The reporter detailed the heart-wrenching story of a couple who brought their 2-year-old daughter to a California emergency room and were forced to wait nearly 5 hours before being seen, despite their constant complaints and the quick decline of their daughter’s health. By the time they were seen it was too late: what had been initially diagnosed by the triage nurse in the ER as a virus and a rash turned out to be the 2-year-old’s liver failing due to a strep A infection. After being transferred to 2 other hospitals, the child was able to be saved, but lack of oxygen to her limbs required surgeons to amputate her left hand, some fingers on her right hand, and both legs below the knees.
The article notes that according to a report from the Government Accountability Office in 2009, ER wait times continue to increase. The report says that the average wait time to see a physician is more than double the recommended wait time in some cases. Research done by Press Ganey Associates, a group that works with health care organizations to improve clinical outcomes, found that in 2009, patients waited on average for six hours in emergency rooms. Nearly 400,000 patients waited 24 hours or more.
The article offered some tips before you arrive at an emergency room:
Find out if your hospital posts wait times. Some hospitals have begun to post their emergency room wait times on the hospital website. Before you head out, see if you can find the wait times for your local hospital on the internet.
If possible, avoid high-traffic days: Dr. Assaad Sayah, chief of emergency medicine for the Cambridge Health Alliance in Massachusetts, is quoted in the article as saying, “In most emergency rooms, the busiest day is Monday. Patients who get sick on the weekend wait until Monday to go to the hospital because they don’t want to spend their weekend in the ER.” Of course, some conditions and some emergencies cannot wait.
Call your doctor on the way to the ER: Dr. Sandra Schneider, president of American College of Emergency Physicians, suggests, “It’s a good idea to let your doctor call ahead and tell the ER physicians what they may be thinking.” Your doctore may be able to explain your symptoms more clearly and they may be able to bring to you to the attention of the ER doctors more quickly.
Once you are at the ER, the following tips are recommended.

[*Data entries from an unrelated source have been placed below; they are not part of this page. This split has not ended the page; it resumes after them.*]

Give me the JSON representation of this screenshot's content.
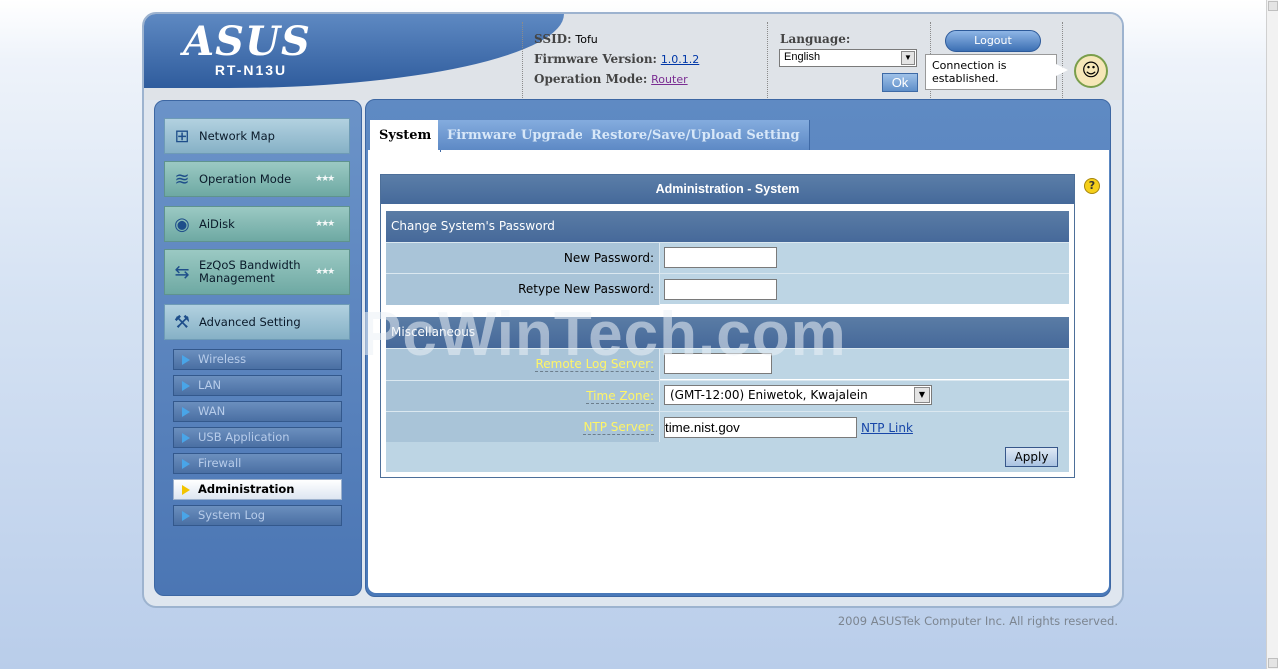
{
  "header": {
    "logo_text": "ASUS",
    "model": "RT-N13U",
    "ssid_label": "SSID:",
    "ssid_value": "Tofu",
    "firmware_label": "Firmware Version:",
    "firmware_value": "1.0.1.2",
    "opmode_label": "Operation Mode:",
    "opmode_value": "Router",
    "language_label": "Language:",
    "language_selected": "English",
    "ok_label": "Ok",
    "logout_label": "Logout",
    "connection_status": "Connection is established."
  },
  "sidebar": {
    "items": [
      {
        "label": "Network Map",
        "icon": "network-map-icon"
      },
      {
        "label": "Operation Mode",
        "icon": "router-icon"
      },
      {
        "label": "AiDisk",
        "icon": "disk-icon"
      },
      {
        "label": "EzQoS Bandwidth Management",
        "icon": "qos-icon"
      },
      {
        "label": "Advanced Setting",
        "icon": "tools-icon"
      }
    ],
    "subitems": [
      {
        "label": "Wireless"
      },
      {
        "label": "LAN"
      },
      {
        "label": "WAN"
      },
      {
        "label": "USB Application"
      },
      {
        "label": "Firewall"
      },
      {
        "label": "Administration",
        "active": true
      },
      {
        "label": "System Log"
      }
    ]
  },
  "tabs": [
    {
      "label": "System",
      "active": true
    },
    {
      "label": "Firmware Upgrade"
    },
    {
      "label": "Restore/Save/Upload Setting"
    }
  ],
  "panel": {
    "title": "Administration - System",
    "password_section": "Change System's Password",
    "new_password_label": "New Password:",
    "new_password_value": "",
    "retype_password_label": "Retype New Password:",
    "retype_password_value": "",
    "misc_section": "Miscellaneous",
    "remote_log_label": "Remote Log Server:",
    "remote_log_value": "",
    "timezone_label": "Time Zone:",
    "timezone_value": "(GMT-12:00) Eniwetok, Kwajalein",
    "ntp_label": "NTP Server:",
    "ntp_value": "time.nist.gov",
    "ntp_link": "NTP Link",
    "apply_label": "Apply"
  },
  "watermark": "PcWinTech.com",
  "footer": "2009 ASUSTek Computer Inc. All rights reserved."
}
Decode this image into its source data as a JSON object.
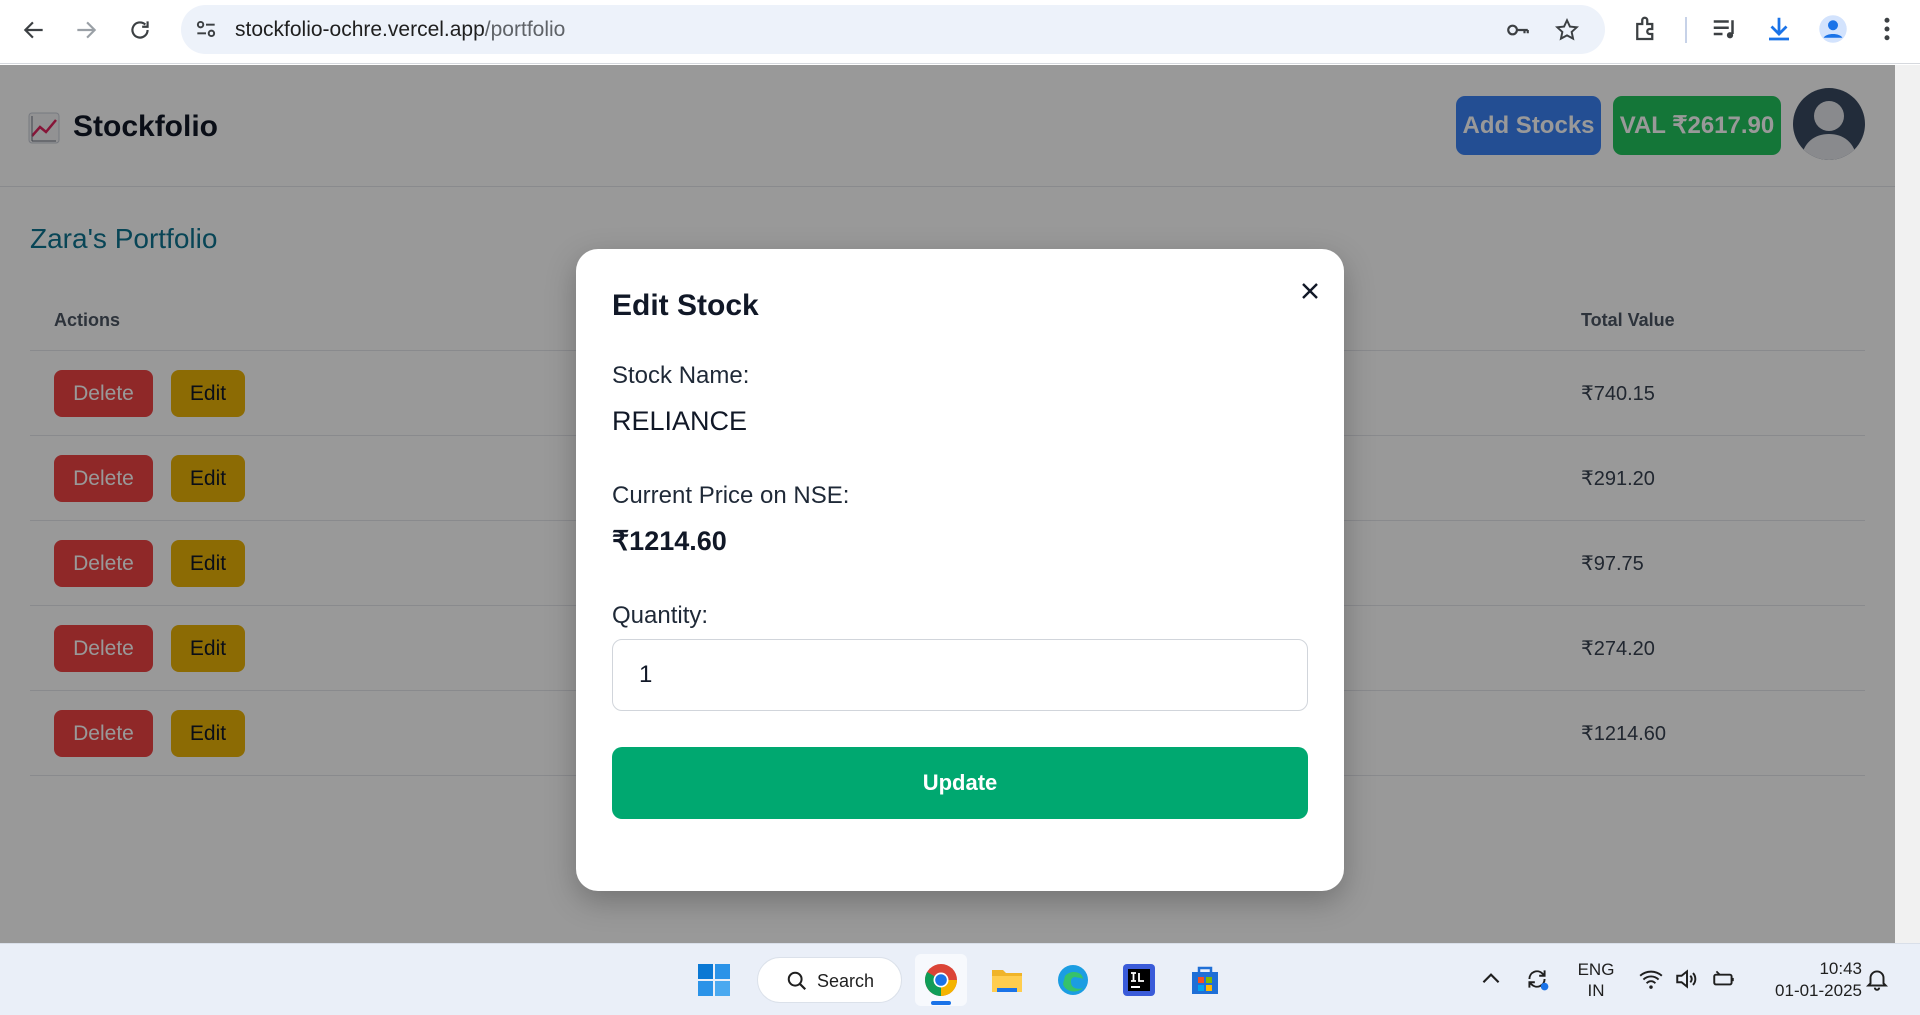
{
  "browser": {
    "url_host": "stockfolio-ochre.vercel.app",
    "url_path": "/portfolio",
    "icons": [
      "back-icon",
      "forward-icon",
      "reload-icon",
      "site-info-icon",
      "password-key-icon",
      "bookmark-star-icon",
      "extensions-icon",
      "media-control-icon",
      "download-icon",
      "profile-icon",
      "menu-dots-icon"
    ]
  },
  "app": {
    "logo_text": "Stockfolio",
    "add_stocks_label": "Add Stocks",
    "value_label": "VAL ₹2617.90",
    "portfolio_title": "Zara's Portfolio",
    "table": {
      "headers": {
        "actions": "Actions",
        "total_value": "Total Value"
      },
      "delete_label": "Delete",
      "edit_label": "Edit",
      "rows": [
        {
          "total": "₹740.15"
        },
        {
          "total": "₹291.20"
        },
        {
          "total": "₹97.75"
        },
        {
          "total": "₹274.20"
        },
        {
          "total": "₹1214.60"
        }
      ]
    }
  },
  "modal": {
    "title": "Edit Stock",
    "stock_name_label": "Stock Name:",
    "stock_name_value": "RELIANCE",
    "price_label": "Current Price on NSE:",
    "price_value": "₹1214.60",
    "quantity_label": "Quantity:",
    "quantity_value": "1",
    "update_label": "Update"
  },
  "taskbar": {
    "search_label": "Search",
    "lang_line1": "ENG",
    "lang_line2": "IN",
    "time": "10:43",
    "date": "01-01-2025"
  },
  "colors": {
    "add_stocks": "#3b82f6",
    "value_badge": "#22c55e",
    "delete": "#ef4444",
    "edit": "#eab308",
    "update": "#00a870",
    "portfolio_title": "#0e7490"
  }
}
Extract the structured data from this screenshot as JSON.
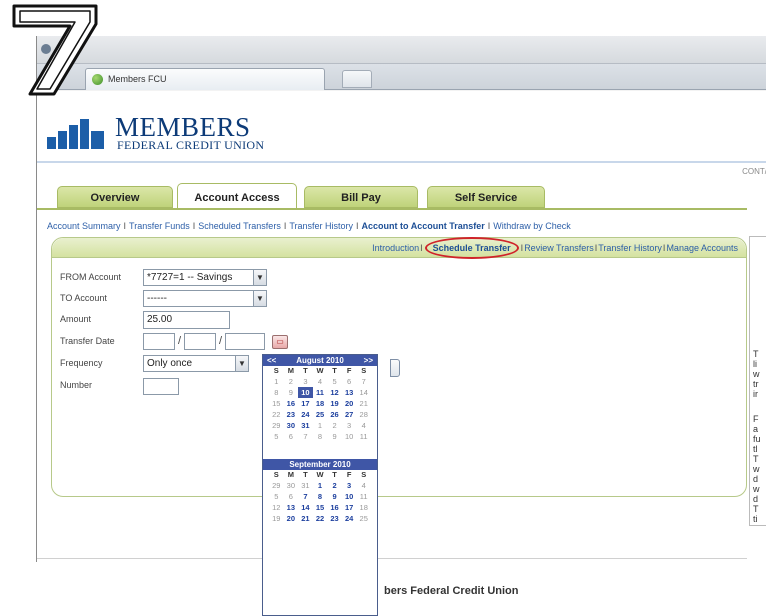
{
  "step": {
    "number": "7"
  },
  "browser": {
    "tab_title": "Members FCU"
  },
  "header": {
    "logo_line1": "MEMBERS",
    "logo_line2": "FEDERAL CREDIT UNION",
    "contact_link": "CONT/"
  },
  "nav": {
    "tabs": [
      {
        "label": "Overview",
        "active": false
      },
      {
        "label": "Account Access",
        "active": true
      },
      {
        "label": "Bill Pay",
        "active": false
      },
      {
        "label": "Self Service",
        "active": false
      }
    ]
  },
  "subnav": {
    "items": [
      "Account Summary",
      "Transfer Funds",
      "Scheduled Transfers",
      "Transfer History",
      "Account to Account Transfer",
      "Withdraw by Check"
    ]
  },
  "panel_links": {
    "items": [
      "Introduction",
      "Schedule Transfer",
      "Review Transfers",
      "Transfer History",
      "Manage Accounts"
    ]
  },
  "form": {
    "from_label": "FROM Account",
    "from_value": "*7727=1 -- Savings",
    "to_label": "TO Account",
    "to_value": "------",
    "amount_label": "Amount",
    "amount_value": "25.00",
    "date_label": "Transfer Date",
    "date_sep": "/",
    "frequency_label": "Frequency",
    "frequency_value": "Only once",
    "number_label": "Number"
  },
  "calendar": {
    "prev": "<<",
    "next": ">>",
    "day_headers": [
      "S",
      "M",
      "T",
      "W",
      "T",
      "F",
      "S"
    ],
    "month1": "August 2010",
    "month2": "September 2010"
  },
  "sidebar": {
    "letters": [
      "T",
      "li",
      "w",
      "tr",
      "ir",
      "",
      "F",
      "a",
      "fu",
      "tl",
      "T",
      "w",
      "d",
      "w",
      "d",
      "T",
      "ti",
      "d",
      "ir"
    ]
  },
  "footer": {
    "text": "bers Federal Credit Union"
  }
}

Don’t leave once you’ve started waiting.
Tell someone if you notice changes in your condition.
If you have been waiting for a while and you feel the situation is getting worse, ask for the charge nurse. It’s best to inform then that a patient has an “emergency medical condition that should be evaluated right away.”
If you or someone you know has been neglected in an emergency room and that neglect further complicated their medical condition, you may have a case. Contact the attorney team at O’Connor Law for a free review of your case.